Galen’s works (and the many other works attributed to him throughout history) have long been difficult to access: many texts lack reliable editions and translations into modern languages. This situation is now improving. Landmark editions and translations of Galenic material have been produced by Warwick members of staff, including the Physician (2009) by C. Petit.

Current editorial projects the first critical edition, translation and commentary of Galen’s On Simple Drugs (C. Petit, arising from earlier funding provided by the Wellcome Trust), and the first critical edition and translation of the Arabic version of Galen’s commentary on the Hippocratic Epidemics, Books 1-2 (U. Vagelpohl, S. Swain).
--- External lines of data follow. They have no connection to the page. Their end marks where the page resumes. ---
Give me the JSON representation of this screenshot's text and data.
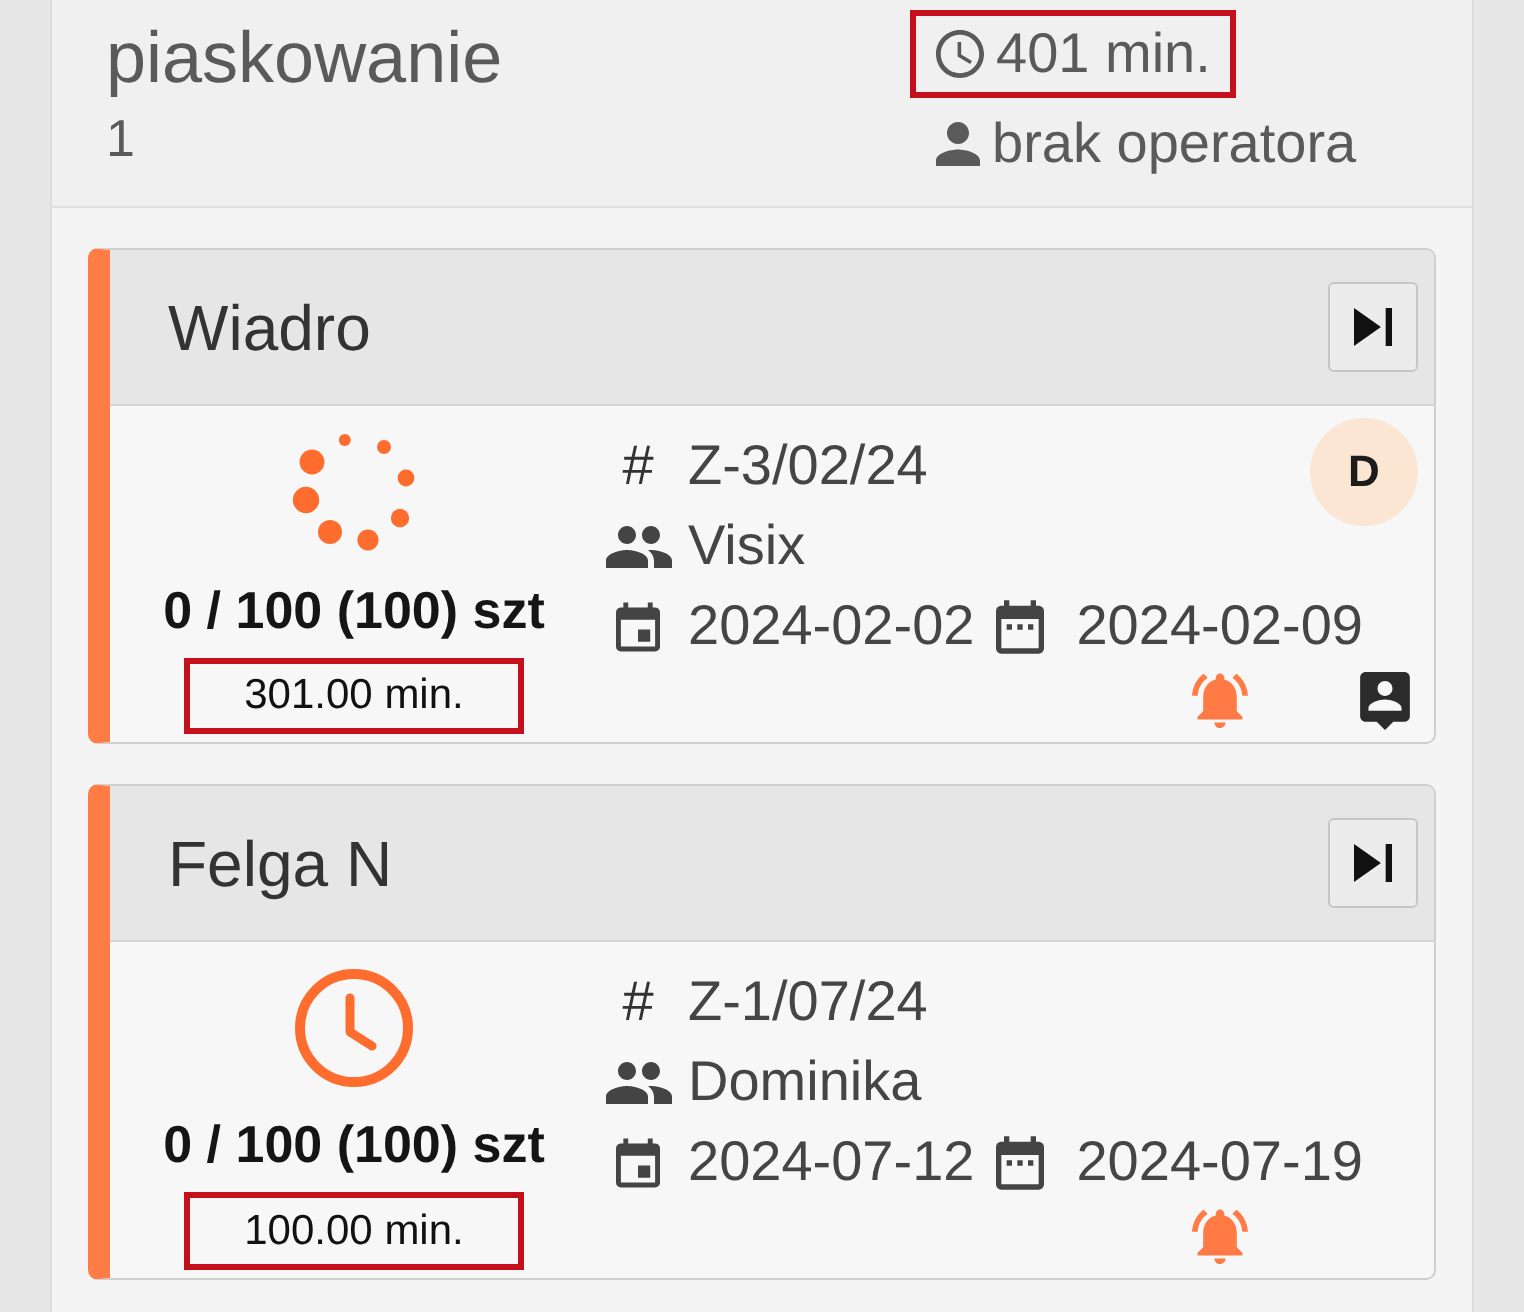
{
  "section": {
    "title": "piaskowanie",
    "count": "1",
    "time": {
      "text": "401 min.",
      "highlighted": true
    },
    "operator": "brak operatora"
  },
  "orders": [
    {
      "name": "Wiadro",
      "in_progress": true,
      "quantity": "0 / 100 (100) szt",
      "duration": {
        "text": "301.00 min.",
        "highlighted": true
      },
      "number_sign": "#",
      "number": "Z-3/02/24",
      "client": "Visix",
      "start_date": "2024-02-02",
      "end_date": "2024-02-09",
      "assignee": "D",
      "alarm": true,
      "contact": true
    },
    {
      "name": "Felga N",
      "in_progress": false,
      "quantity": "0 / 100 (100) szt",
      "duration": {
        "text": "100.00 min.",
        "highlighted": true
      },
      "number_sign": "#",
      "number": "Z-1/07/24",
      "client": "Dominika",
      "start_date": "2024-07-12",
      "end_date": "2024-07-19",
      "alarm": true,
      "contact": false
    }
  ]
}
Members of the department were able to acquire funding from the Wellcome Trust that will enable us to publish a number of other such texts: five pseudo-Galenic works (De urinis/De urinis compendium/Ad Antonium de pulsibus/Compendium pulsuum/Prognostica de decubitu infirmorum ex mathematica scientia), to be edited and translated by C. Petit; and Book 6 of Galen’s commentary on the Hippocratic Epidemics by U. Vagelpohl (see the ‘Warwick Epidemics’ page).
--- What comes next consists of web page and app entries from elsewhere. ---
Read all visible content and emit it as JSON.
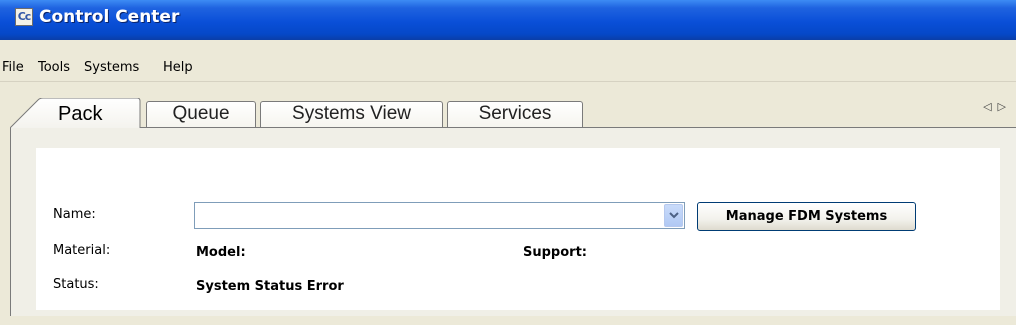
{
  "window": {
    "title": "Control Center",
    "icon": "control-center-app-icon",
    "icon_text": "Cc"
  },
  "menu": [
    "File",
    "Tools",
    "Systems",
    "Help"
  ],
  "tabs": [
    {
      "label": "Pack",
      "selected": true
    },
    {
      "label": "Queue",
      "selected": false
    },
    {
      "label": "Systems View",
      "selected": false
    },
    {
      "label": "Services",
      "selected": false
    }
  ],
  "tab_scroll": {
    "left_icon": "triangle-left-icon",
    "right_icon": "triangle-right-icon",
    "left": "◁",
    "right": "▷"
  },
  "form": {
    "name_label": "Name:",
    "name_value": "",
    "material_label": "Material:",
    "status_label": "Status:",
    "model_label": "Model:",
    "support_label": "Support:",
    "status_value": "System Status Error",
    "manage_button": "Manage FDM Systems"
  },
  "colors": {
    "titlebar": "#0548c8",
    "window_bg": "#ece9d8",
    "combo_border": "#7f9db9",
    "button_border": "#003c74"
  }
}
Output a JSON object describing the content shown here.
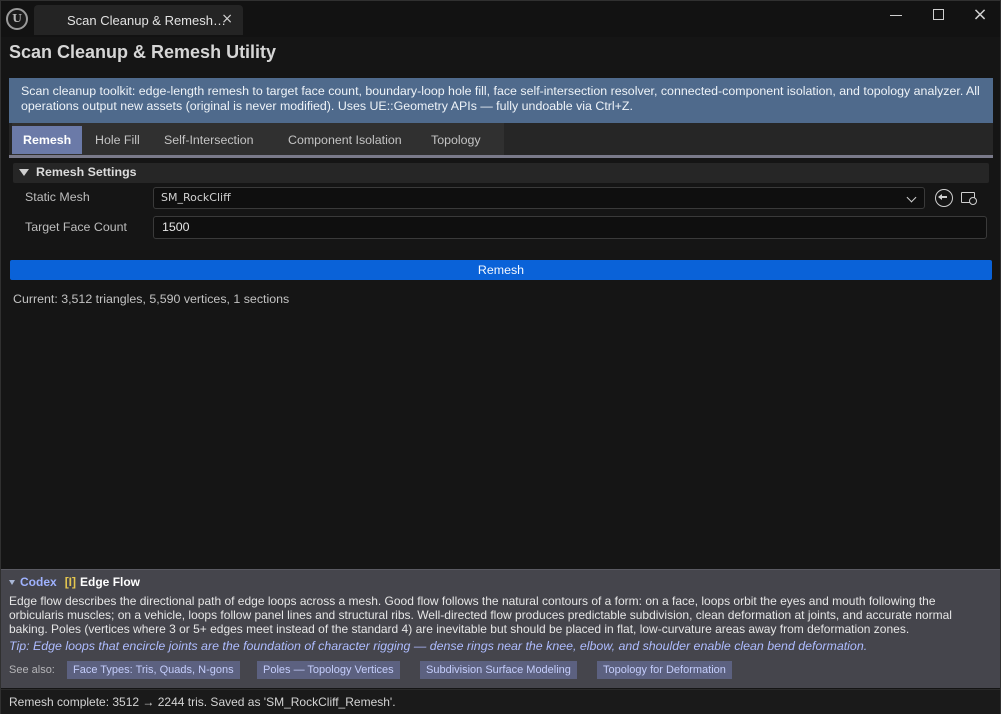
{
  "window": {
    "tab_title": "Scan Cleanup & Remesh…",
    "close_glyph": "×"
  },
  "page": {
    "title": "Scan Cleanup & Remesh Utility",
    "description": "Scan cleanup toolkit: edge-length remesh to target face count, boundary-loop hole fill, face self-intersection resolver, connected-component isolation, and topology analyzer. All operations output new assets (original is never modified). Uses UE::Geometry APIs — fully undoable via Ctrl+Z."
  },
  "mode_tabs": [
    {
      "label": "Remesh",
      "active": true
    },
    {
      "label": "Hole Fill",
      "active": false
    },
    {
      "label": "Self-Intersection",
      "active": false
    },
    {
      "label": "Component Isolation",
      "active": false
    },
    {
      "label": "Topology",
      "active": false
    }
  ],
  "remesh_settings": {
    "section_label": "Remesh Settings",
    "static_mesh_label": "Static Mesh",
    "static_mesh_value": "SM_RockCliff",
    "target_face_count_label": "Target Face Count",
    "target_face_count_value": "1500",
    "action_label": "Remesh",
    "current_stats": "Current: 3,512 triangles, 5,590 vertices, 1 sections"
  },
  "codex": {
    "brand": "Codex",
    "badge": "[I]",
    "topic": "Edge Flow",
    "body": "Edge flow describes the directional path of edge loops across a mesh. Good flow follows the natural contours of a form: on a face, loops orbit the eyes and mouth following the orbicularis muscles; on a vehicle, loops follow panel lines and structural ribs. Well-directed flow produces predictable subdivision, clean deformation at joints, and accurate normal baking. Poles (vertices where 3 or 5+ edges meet instead of the standard 4) are inevitable but should be placed in flat, low-curvature areas away from deformation zones.",
    "tip": "Tip: Edge loops that encircle joints are the foundation of character rigging — dense rings near the knee, elbow, and shoulder enable clean bend deformation.",
    "see_also_label": "See also:",
    "see_also": [
      "Face Types: Tris, Quads, N-gons",
      "Poles — Topology Vertices",
      "Subdivision Surface Modeling",
      "Topology for Deformation"
    ]
  },
  "status_bar": {
    "message": "Remesh complete: 3512 → 2244 tris. Saved as 'SM_RockCliff_Remesh'."
  }
}
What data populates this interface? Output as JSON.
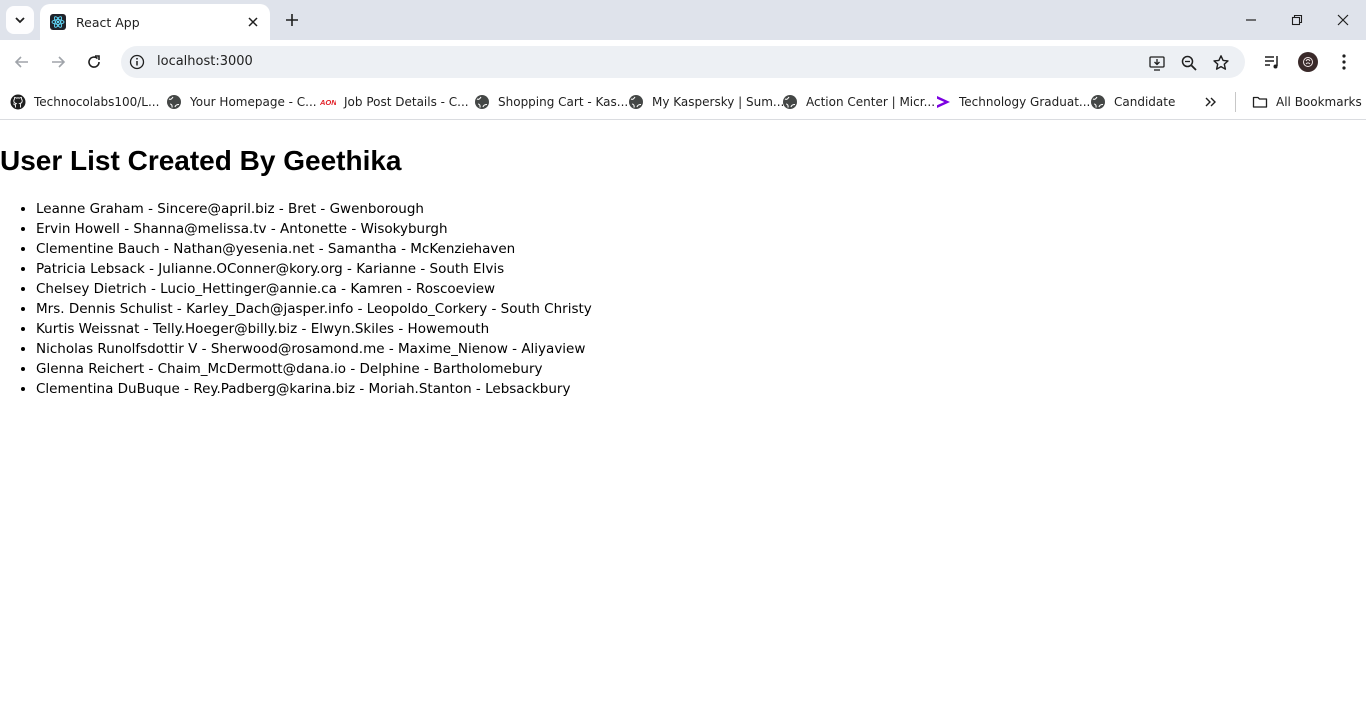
{
  "browser": {
    "tab": {
      "title": "React App"
    },
    "address": {
      "url": "localhost:3000"
    },
    "bookmarks": [
      {
        "label": "Technocolabs100/L...",
        "icon": "github-icon"
      },
      {
        "label": "Your Homepage - C...",
        "icon": "globe-icon"
      },
      {
        "label": "Job Post Details - C...",
        "icon": "aon-logo-icon"
      },
      {
        "label": "Shopping Cart - Kas...",
        "icon": "globe-icon"
      },
      {
        "label": "My Kaspersky | Sum...",
        "icon": "globe-icon"
      },
      {
        "label": "Action Center | Micr...",
        "icon": "globe-icon"
      },
      {
        "label": "Technology Graduat...",
        "icon": "accenture-icon"
      },
      {
        "label": "Candidate",
        "icon": "globe-icon"
      }
    ],
    "all_bookmarks_label": "All Bookmarks",
    "colors": {
      "tabstrip": "#dfe3eb",
      "omnibox": "#edf0f4",
      "accent_purple": "#7b00e0",
      "aon_red": "#e11b22"
    }
  },
  "page": {
    "title": "User List Created By Geethika",
    "users": [
      "Leanne Graham - Sincere@april.biz - Bret - Gwenborough",
      "Ervin Howell - Shanna@melissa.tv - Antonette - Wisokyburgh",
      "Clementine Bauch - Nathan@yesenia.net - Samantha - McKenziehaven",
      "Patricia Lebsack - Julianne.OConner@kory.org - Karianne - South Elvis",
      "Chelsey Dietrich - Lucio_Hettinger@annie.ca - Kamren - Roscoeview",
      "Mrs. Dennis Schulist - Karley_Dach@jasper.info - Leopoldo_Corkery - South Christy",
      "Kurtis Weissnat - Telly.Hoeger@billy.biz - Elwyn.Skiles - Howemouth",
      "Nicholas Runolfsdottir V - Sherwood@rosamond.me - Maxime_Nienow - Aliyaview",
      "Glenna Reichert - Chaim_McDermott@dana.io - Delphine - Bartholomebury",
      "Clementina DuBuque - Rey.Padberg@karina.biz - Moriah.Stanton - Lebsackbury"
    ]
  }
}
  • Reception of ancient medical texts in the Middle Ages and the Renaissance:

In the West: The reception of ancient medical texts in the medieval and early modern period is a complex and demanding topic in which Warwick has considerable expertise, not least thanks to V. Nutton’s long-standing research in this area. C. Petit regularly publishes on Latin translations (ancient, medieval and early modern) of medical, especially Galenic, texts. Recent and current research on medieval and Renaissance readers of ancient medical texts include studies on Simon of Genoa (C. Petit), Guillaume de Baillou (C. Petit) and Prospero Alpini (C. Petit).
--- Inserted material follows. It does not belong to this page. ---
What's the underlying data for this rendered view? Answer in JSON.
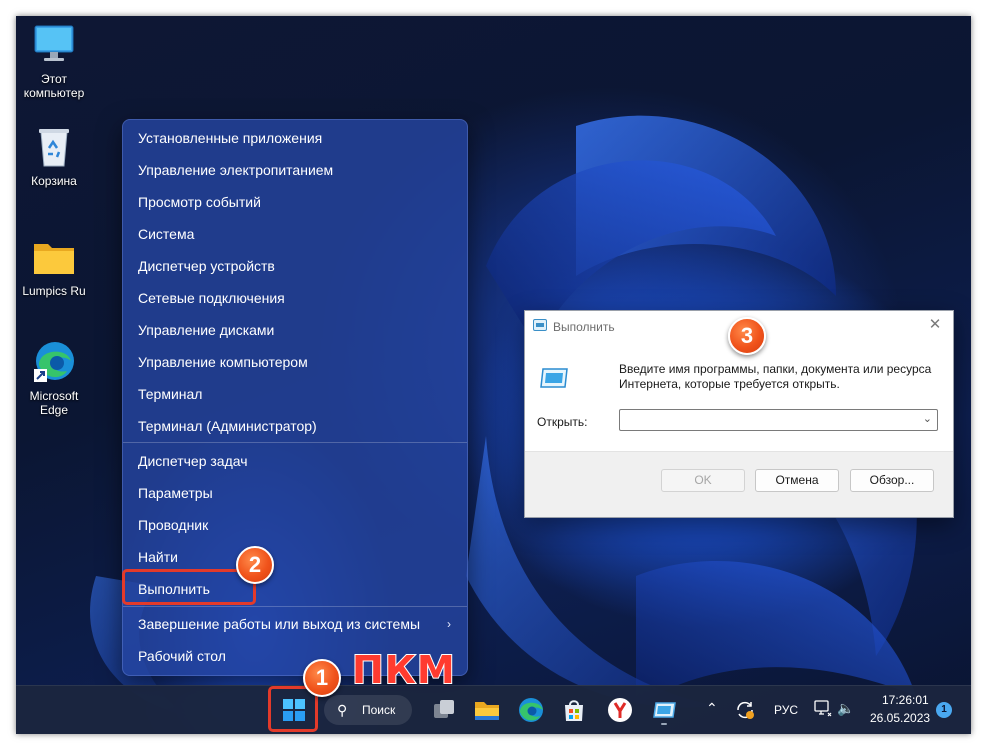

  • AHRC Research Grant (2012-2017) Nemesius’ On the Nature of Man: Edition, Translation, and Study of the Arabic Version (S. Swain)
  • Wellcome Trust Senior Investigator Award (2013-2017) A Literary History of Medicine: The Best Accounts of the Classes of Physicians by Ibn Abi Usaybi’ah (d. 1270) (S. Swain, E. Savage Smith)
  • Wellcome Trust Research Fellowship (2012-2018): ‘Galen’s Commentary to the Hippocratic Epidemics, Book Six: An Edition and Translation of the Extant Arabic Translation’ (U. Vagelpohl)
  • Wellcome Trust University Award (2013-2018): ‘Medical Prognosis in Late Antiquity’ (C. Petit):

This five-year project is funded through a Wellcome University Award (2013-2018). C. Petit will complete a thorough exploration of late antique evidence on diagnostic and prognostic tools and theories in order to assess the Hippocratic and Galenic legacy in this crucially transformative period for the history of medicine. The project outcomes will include a monograph on Medical Diagnosis and Prognosis in Late antiquity and the first critical editions of five texts of dubious authorship and date, presumed to be late antique takes on prognostic strategies such as uroscopy, sphygmology and astro-medical observation (see above).

The project will also include conferences that highlight several key issues at stake in the project:

*late antiquity as a period of transformation and transition of the Hippocratic and Galenic legacy towards the various trends of medieval medicine (Islamic, Byzantine, Western)

*the insufficiently explored correspondences between various ancient predictive strategies (medical, divinatory, astronomical, astrological…)

*the formation and the development of the Galenic corpus after Galen’s death, through the case of several texts once ascribed to Galen, now deemed inauthentic

vivesection galen

Read more about Caroline Petit's research into the Medical Humanities on the

Medicine, Ancient and Modern